▸ **Problem requirements**: Would you repeat all the lines below, exactly as they stand?
Listed records below:
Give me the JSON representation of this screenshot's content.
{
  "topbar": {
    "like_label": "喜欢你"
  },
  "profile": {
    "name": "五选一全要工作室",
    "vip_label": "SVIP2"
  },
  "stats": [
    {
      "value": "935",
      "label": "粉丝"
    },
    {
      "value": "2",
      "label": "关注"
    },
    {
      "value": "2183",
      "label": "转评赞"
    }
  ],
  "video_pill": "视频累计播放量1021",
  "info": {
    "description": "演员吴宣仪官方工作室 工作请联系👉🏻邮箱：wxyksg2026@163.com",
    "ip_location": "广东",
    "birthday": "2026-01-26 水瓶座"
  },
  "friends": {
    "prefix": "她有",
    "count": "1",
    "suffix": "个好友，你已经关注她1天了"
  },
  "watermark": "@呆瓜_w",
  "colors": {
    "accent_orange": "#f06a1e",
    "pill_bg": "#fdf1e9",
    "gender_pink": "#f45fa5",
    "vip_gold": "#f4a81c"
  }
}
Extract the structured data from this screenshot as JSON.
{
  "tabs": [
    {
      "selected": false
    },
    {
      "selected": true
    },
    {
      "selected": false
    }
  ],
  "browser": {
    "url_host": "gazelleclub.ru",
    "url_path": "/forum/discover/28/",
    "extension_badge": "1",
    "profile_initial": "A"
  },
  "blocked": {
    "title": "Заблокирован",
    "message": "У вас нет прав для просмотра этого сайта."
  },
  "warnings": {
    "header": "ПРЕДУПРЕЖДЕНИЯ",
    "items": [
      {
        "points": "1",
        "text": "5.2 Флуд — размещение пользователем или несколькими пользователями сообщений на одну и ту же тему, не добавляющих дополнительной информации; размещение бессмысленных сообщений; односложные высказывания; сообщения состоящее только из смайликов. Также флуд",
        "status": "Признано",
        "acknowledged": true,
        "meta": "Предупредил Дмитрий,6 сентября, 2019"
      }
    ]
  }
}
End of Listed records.
▸ **Solution to this problem**:
Give me the JSON representation of this screenshot's content.
{
  "topbar": {
    "like_label": "喜欢你"
  },
  "profile": {
    "name": "五选一全要工作室",
    "vip_label": "SVIP2"
  },
  "stats": [
    {
      "value": "935",
      "label": "粉丝"
    },
    {
      "value": "2",
      "label": "关注"
    },
    {
      "value": "2183",
      "label": "转评赞"
    }
  ],
  "video_pill": "视频累计播放量1021",
  "info": {
    "description": "演员吴宣仪官方工作室 工作请联系👉🏻邮箱：wxyksg2026@163.com",
    "ip_location": "广东",
    "birthday": "2026-01-26 水瓶座"
  },
  "friends": {
    "prefix": "她有",
    "count": "1",
    "suffix": "个好友，你已经关注她1天了"
  },
  "watermark": "@呆瓜_w",
  "colors": {
    "accent_orange": "#f06a1e",
    "pill_bg": "#fdf1e9",
    "gender_pink": "#f45fa5",
    "vip_gold": "#f4a81c"
  }
}
Extract the structured data from this screenshot as JSON.
{
  "tabs": [
    {
      "selected": false
    },
    {
      "selected": true
    },
    {
      "selected": false
    }
  ],
  "browser": {
    "url_host": "gazelleclub.ru",
    "url_path": "/forum/discover/28/",
    "extension_badge": "1",
    "profile_initial": "A"
  },
  "blocked": {
    "title": "Заблокирован",
    "message": "У вас нет прав для просмотра этого сайта."
  },
  "warnings": {
    "header": "ПРЕДУПРЕЖДЕНИЯ",
    "items": [
      {
        "points": "1",
        "text": "5.2 Флуд — размещение пользователем или несколькими пользователями сообщений на одну и ту же тему, не добавляющих дополнительной информации; размещение бессмысленных сообщений; односложные высказывания; сообщения состоящее только из смайликов. Также флуд",
        "status": "Признано",
        "acknowledged": true,
        "meta": "Предупредил Дмитрий,6 сентября, 2019"
      }
    ]
  }
}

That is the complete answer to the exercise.